The 90-minute fast ferry will take longer this afternoon. One of the engines has lost power. Still, even if we dock late, I will have time to catch Jet Blue’s red-eye to Phoenix. Besides, I have a plan for the ride from Provincetown. I’ll continue reading Ann Morrow Lindbergh’s Gift from the Sea. Admirable intentions, but the passengers are a definite distraction.

My eyes and ears settle on a man and a woman sitting shoulder to shoulder in the first row of the cabin. They stare at a small screen television set into the wall. They watch Wolfe Blitzer giving a CNN news report. I watch them, the man and the woman watching the TV in silence. How can they sit with perfect posture like two mannequins. I silently yell to them, turn off the television!

A woman appears and stops. Leaning over the couple she begins her own news report. She once lived in California; she majored in psychology. She stayed with friends who have a house in Provincetown. Blitzer’s report on the Michael Jackson autopsy has no audience among the three. Forward in the bow seats, a girl child babbles loudly to her mother and father. She lets out random, piercing screams followed by silence. Four rows ahead a Japanese man holds a cell phone to his left ear. His eyes are closed as he listens to something.

On the starboard side, a yellow Lab is stretched in the down-stay position.  Its owner hovers over a laptop keyboard and screen. The dog watched enviously as the man paused to eat from a Styrofoam container. Good dog. He never moved.

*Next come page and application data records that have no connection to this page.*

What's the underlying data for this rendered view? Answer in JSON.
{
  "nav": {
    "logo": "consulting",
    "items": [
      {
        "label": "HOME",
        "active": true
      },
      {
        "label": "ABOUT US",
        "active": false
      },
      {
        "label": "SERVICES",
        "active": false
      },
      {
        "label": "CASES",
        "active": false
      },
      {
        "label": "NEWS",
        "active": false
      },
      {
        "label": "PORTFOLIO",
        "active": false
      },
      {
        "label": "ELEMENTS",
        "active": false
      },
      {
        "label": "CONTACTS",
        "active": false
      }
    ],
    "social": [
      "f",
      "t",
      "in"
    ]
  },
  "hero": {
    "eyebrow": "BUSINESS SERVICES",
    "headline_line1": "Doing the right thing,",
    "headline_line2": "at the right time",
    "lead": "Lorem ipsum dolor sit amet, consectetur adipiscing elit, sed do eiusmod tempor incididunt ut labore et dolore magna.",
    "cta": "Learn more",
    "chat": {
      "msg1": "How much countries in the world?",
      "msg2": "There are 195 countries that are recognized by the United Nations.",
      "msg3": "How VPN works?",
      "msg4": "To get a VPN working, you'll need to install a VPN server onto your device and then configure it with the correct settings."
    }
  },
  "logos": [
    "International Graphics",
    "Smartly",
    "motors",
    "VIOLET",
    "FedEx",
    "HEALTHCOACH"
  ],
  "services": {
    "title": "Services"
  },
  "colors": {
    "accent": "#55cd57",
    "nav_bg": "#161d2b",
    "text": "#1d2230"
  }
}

The engine noise, constant and loud, adds to the distractions. Gray water and gray sky barge by the cabin windows. A man on the bow has a wide lens attached to his camera. The wind rips and billows his nylon jacket. He is ready to shoot those first harbor sightings – oil storage tanks, bridges, and old custom houses along the wharfs. Did he photograph the cruise ship Celebrity as it passed? Happy people going to the Bahamas.

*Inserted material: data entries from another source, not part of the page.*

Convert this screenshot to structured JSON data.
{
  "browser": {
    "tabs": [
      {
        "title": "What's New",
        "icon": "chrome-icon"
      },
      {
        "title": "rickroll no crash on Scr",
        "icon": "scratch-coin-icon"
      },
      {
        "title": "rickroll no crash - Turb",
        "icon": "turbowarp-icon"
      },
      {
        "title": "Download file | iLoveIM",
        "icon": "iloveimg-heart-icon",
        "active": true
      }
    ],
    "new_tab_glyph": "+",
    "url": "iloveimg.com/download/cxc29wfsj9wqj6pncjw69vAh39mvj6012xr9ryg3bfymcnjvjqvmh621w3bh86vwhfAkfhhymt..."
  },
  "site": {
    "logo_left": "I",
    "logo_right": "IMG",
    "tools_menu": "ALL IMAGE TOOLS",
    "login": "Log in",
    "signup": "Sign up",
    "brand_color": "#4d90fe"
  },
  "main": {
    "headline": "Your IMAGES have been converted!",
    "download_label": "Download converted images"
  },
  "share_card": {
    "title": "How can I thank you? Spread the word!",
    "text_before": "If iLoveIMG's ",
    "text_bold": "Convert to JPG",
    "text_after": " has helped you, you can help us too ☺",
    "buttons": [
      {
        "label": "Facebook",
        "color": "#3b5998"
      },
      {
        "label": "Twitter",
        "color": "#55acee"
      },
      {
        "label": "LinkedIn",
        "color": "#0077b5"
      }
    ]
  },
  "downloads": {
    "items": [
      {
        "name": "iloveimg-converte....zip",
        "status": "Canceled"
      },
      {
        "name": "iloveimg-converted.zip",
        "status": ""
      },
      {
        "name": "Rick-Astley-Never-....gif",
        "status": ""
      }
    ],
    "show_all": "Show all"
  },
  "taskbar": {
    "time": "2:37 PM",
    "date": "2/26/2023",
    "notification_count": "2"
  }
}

Sitting still has chilled my bones. I pull my already buttoned jacket on over my head. I cannot read or concentrate. I go to the snack bar for a cup of hot water. Back at my seat I bob a green tea bag up and down and inhale the musty aroma. No point in forcing the quiet of Lindbergh’s book into my brain. Maybe on the flight to Phoenix I’ll get back to grace and solitude.

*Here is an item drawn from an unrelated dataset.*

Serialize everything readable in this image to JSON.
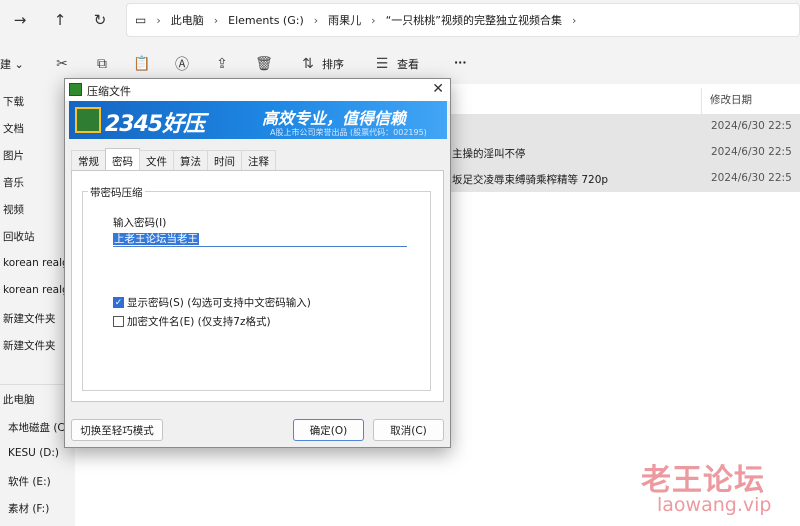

At Long Wharf we disembark and head toward Boston’s downtown streets. I look for a “T” – a transit station to take me to the airport.  The weekend in Provincetown with its casual, party-place attitude ends at MacMillan Pier. A red-haired man rushes to a friend walking ahead. A quick few words are exchanged. His knees fold into a jump, and he plants a full-mouth kiss on the lips of his tall friend.

“See you on Friday,” he says with a laugh and a smile. Off he goes rushing to another destination.